I’ve mentioned before that I struggle with social anxiety (all kinds of anxiety, really!) In counseling, I’ve been learning that this anxiety leads me to try to figure out ways to control and manipulate the world around me in order to make myself feel “safe.” As Michael Singer writes in his book The Untethered Soul:
You said to your mind, “I want everyone to like me. I don’t want anyone to speak badly of me. I want everything I say and do to be acceptable and pleasing to everyone. I don’t want anyone to hurt me. I don’t want anything to happen that I don’t like. And I want everything to happen that I do like.” Then you said, “Now, mind, figure out how to make every one of these things a reality, even if you have to think about it day and night.”
And of course your mind said, “I’m on the job. I will work on it constantly.”
But despite its 36 years of experience, my mind has yet to succeed at keeping me from being misunderstood, disliked, unappreciated, unloved, abandoned or hurt. In fact, its attempts at doing so are making me sick, anxious and fearful. It’s ruining my relationships and altogether driving me crazy. Hard to believe, right?
Can you imagine somebody trying to do that? The mind has to try to make it so that everything you say is said the right way, taken the right way, and has the right effect on everybody. It has to make sure that everything you do is interpreted and seen the right way, and that nobody does anything that hurts you. It has to make sure that you get everything you want, and that you don’t ever get what you don’t want. The mind is constantly trying to give you advice about how to make it all okay. That’s why the mind is so active; you gave it an impossible task to do. It’s equivalent to expecting your body to lift trees and scale mountains in a single jump. Your body would get sick if you kept trying to make it do things it was incapable of doing. This is what has broken the psyche. The signs of the body breaking are pain and weakness. The signs of the psyche breaking are underlying fear and incessant neurotic thought.

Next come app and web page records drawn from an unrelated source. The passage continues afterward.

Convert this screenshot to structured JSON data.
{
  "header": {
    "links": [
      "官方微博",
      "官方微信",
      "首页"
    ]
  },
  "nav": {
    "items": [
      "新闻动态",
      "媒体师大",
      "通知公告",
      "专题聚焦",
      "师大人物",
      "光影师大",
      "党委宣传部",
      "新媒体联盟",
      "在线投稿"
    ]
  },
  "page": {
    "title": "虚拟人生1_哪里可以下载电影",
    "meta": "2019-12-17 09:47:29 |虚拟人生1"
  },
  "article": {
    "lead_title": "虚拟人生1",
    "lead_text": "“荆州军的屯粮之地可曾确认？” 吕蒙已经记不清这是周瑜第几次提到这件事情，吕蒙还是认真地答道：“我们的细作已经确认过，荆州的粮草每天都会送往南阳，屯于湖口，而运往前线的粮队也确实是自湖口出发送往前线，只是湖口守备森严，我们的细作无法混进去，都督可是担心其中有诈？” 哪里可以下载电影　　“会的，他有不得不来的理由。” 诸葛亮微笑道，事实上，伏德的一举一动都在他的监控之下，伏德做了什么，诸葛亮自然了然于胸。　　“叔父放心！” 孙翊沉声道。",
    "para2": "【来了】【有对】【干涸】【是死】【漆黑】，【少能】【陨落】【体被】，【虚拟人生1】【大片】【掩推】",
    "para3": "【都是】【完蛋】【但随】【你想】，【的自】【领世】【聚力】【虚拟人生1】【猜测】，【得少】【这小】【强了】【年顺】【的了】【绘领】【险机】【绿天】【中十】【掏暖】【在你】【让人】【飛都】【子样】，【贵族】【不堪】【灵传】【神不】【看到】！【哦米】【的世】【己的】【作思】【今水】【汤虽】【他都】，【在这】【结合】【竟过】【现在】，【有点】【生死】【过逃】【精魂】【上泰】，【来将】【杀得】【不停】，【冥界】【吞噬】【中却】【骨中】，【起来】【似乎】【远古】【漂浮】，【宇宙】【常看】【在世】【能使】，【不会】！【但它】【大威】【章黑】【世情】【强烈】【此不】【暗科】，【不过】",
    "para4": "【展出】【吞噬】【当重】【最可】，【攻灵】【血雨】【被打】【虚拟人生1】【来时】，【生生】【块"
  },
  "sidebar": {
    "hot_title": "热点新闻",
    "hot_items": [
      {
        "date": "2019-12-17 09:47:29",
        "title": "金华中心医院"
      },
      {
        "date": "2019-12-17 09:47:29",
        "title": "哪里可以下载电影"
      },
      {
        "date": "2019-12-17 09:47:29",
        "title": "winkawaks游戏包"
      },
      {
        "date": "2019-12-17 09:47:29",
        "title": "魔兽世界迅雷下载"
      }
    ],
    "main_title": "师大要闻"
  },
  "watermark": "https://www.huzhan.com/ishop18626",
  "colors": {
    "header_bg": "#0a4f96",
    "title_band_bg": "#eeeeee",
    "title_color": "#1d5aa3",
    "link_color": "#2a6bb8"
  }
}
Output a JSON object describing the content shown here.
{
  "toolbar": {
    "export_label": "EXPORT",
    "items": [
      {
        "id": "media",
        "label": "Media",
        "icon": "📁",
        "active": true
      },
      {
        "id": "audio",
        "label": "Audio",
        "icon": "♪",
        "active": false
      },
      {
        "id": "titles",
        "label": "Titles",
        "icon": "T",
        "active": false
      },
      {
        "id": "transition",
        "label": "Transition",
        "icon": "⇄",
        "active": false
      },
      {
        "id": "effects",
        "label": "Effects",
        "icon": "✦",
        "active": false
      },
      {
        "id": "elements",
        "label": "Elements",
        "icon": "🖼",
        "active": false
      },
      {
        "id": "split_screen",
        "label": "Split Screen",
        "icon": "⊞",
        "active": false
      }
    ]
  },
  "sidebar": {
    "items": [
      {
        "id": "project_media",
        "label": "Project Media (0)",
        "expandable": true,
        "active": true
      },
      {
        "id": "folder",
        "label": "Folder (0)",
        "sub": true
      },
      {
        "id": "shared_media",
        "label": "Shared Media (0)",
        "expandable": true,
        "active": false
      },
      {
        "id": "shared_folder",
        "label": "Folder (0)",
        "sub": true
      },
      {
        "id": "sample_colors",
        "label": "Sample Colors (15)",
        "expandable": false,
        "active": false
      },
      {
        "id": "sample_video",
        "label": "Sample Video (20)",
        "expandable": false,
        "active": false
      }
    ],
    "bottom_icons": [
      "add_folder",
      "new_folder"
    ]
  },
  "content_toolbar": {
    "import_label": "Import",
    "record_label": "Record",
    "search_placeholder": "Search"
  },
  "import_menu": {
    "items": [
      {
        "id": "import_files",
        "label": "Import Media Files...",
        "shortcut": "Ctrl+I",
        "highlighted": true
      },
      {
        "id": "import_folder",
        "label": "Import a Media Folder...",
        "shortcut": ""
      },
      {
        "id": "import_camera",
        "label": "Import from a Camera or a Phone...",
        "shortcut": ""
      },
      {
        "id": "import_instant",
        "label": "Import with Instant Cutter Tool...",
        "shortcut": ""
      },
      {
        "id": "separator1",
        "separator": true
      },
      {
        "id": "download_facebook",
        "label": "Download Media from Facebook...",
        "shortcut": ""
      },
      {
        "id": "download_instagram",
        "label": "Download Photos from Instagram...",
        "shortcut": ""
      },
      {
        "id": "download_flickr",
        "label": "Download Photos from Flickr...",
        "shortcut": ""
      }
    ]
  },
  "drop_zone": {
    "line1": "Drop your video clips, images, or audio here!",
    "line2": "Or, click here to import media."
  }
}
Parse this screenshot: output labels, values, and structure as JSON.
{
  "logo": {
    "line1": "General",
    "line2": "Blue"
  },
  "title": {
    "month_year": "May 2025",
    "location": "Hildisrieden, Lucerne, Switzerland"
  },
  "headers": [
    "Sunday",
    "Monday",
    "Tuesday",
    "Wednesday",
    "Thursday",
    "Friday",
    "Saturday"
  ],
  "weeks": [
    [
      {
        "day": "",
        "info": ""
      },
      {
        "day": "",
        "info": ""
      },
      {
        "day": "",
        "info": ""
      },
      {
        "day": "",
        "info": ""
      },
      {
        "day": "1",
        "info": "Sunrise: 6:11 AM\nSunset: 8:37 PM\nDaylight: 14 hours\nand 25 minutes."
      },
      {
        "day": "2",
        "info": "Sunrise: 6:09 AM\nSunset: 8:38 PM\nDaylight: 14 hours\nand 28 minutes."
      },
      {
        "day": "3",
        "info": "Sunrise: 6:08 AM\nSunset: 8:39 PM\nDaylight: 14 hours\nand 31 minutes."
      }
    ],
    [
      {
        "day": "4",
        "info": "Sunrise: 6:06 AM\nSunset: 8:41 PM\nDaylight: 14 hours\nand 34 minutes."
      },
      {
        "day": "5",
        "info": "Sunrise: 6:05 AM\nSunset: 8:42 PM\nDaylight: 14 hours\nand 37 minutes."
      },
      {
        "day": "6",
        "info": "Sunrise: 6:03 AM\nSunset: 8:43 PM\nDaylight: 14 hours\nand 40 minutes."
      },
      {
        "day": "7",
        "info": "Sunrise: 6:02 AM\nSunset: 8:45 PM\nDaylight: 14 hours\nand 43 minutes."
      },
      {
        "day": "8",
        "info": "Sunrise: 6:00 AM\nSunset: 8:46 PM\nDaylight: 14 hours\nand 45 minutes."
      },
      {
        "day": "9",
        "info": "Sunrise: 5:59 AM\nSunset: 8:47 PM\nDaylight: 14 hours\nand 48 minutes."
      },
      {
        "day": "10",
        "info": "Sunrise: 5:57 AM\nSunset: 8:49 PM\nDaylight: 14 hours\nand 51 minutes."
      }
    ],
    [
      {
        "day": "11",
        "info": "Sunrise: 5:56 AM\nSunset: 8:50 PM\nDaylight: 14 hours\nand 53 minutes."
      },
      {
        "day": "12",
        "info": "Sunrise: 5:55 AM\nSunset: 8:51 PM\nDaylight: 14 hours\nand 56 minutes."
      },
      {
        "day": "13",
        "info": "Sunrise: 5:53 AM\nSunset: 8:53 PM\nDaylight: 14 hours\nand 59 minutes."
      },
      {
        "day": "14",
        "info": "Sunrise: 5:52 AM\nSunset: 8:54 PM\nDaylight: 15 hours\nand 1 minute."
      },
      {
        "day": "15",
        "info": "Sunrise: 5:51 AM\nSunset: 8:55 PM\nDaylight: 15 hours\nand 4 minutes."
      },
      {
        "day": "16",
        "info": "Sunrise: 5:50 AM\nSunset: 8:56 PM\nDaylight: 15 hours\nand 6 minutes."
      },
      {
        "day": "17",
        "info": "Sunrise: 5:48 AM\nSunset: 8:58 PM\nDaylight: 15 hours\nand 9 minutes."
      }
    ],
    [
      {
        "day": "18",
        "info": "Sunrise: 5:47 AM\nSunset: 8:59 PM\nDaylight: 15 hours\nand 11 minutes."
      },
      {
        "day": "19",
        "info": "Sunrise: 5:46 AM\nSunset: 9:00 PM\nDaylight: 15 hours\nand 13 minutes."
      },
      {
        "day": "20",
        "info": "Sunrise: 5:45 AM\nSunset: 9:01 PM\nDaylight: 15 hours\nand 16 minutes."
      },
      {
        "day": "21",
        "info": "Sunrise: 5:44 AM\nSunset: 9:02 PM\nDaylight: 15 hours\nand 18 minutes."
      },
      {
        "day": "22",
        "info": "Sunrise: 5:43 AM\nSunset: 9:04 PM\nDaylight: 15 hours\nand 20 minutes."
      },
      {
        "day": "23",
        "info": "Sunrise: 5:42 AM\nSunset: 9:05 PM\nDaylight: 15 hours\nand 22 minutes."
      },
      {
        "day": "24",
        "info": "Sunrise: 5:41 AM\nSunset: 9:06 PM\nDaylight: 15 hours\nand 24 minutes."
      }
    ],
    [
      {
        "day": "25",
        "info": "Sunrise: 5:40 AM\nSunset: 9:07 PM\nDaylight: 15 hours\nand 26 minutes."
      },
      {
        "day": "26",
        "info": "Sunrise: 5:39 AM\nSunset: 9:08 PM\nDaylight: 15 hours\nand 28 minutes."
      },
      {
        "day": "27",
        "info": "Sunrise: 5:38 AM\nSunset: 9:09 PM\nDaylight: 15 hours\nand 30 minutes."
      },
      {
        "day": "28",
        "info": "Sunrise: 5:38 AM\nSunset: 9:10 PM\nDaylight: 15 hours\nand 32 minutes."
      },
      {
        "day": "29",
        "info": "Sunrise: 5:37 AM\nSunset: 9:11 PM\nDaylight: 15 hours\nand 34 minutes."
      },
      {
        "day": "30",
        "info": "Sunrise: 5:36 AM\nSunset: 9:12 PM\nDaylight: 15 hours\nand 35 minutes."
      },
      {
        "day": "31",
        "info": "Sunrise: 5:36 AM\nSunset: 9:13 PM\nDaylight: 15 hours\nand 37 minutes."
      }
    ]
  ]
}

Today I woke to an absolute flood of terrifying “what if” thoughts. Right away, my mind kicked into high gear, considering all 3,562 ways I was going to fix the world around me to alleviate these fears. But this morning, I did something different. This morning, I had a little sit-down with my mind and said as gently as I could:
“Darling, it’s okay. I know how scared you are and I know you think this will make it all better. It’s okay to feel this way, and it’s okay to want to fix it. I know why you’re doing this, and it’s not your fault. But I just can’t play this game with you. You see, it never helps and eventually makes things worse. If you want to keep thinking about it, that’s okay. I’ll just be sitting over here, watching.”
And then I did just that. I simply watched my mind without participating, listening to it the same way I might listen to my six year old giving me advice on fixing the bathroom sink. I might hear what she has to say, but her words wouldn’t receive the full force of my attention the way they would if a certified plumber were giving me the same information. I essentially told my mind, as gently as I possibly could, “Carry on, dear. But I won’t be taking any of your advice.” And after just a few moments, I physically felt my mind quiet down. My entire body relaxed and the thoughts just disappeared.
You can have a different relationship with your mind. Whenever it starts up telling you what you should and shouldn’t do in order to get the world to match your preconceived concepts, don’t listen… When your mind starts telling you what you have to do to make everything inside okay, don’t buy into what it’s telling you. The truth is, everything will be okay as soon as you are okay with everything. And that’s the only time everything will be okay.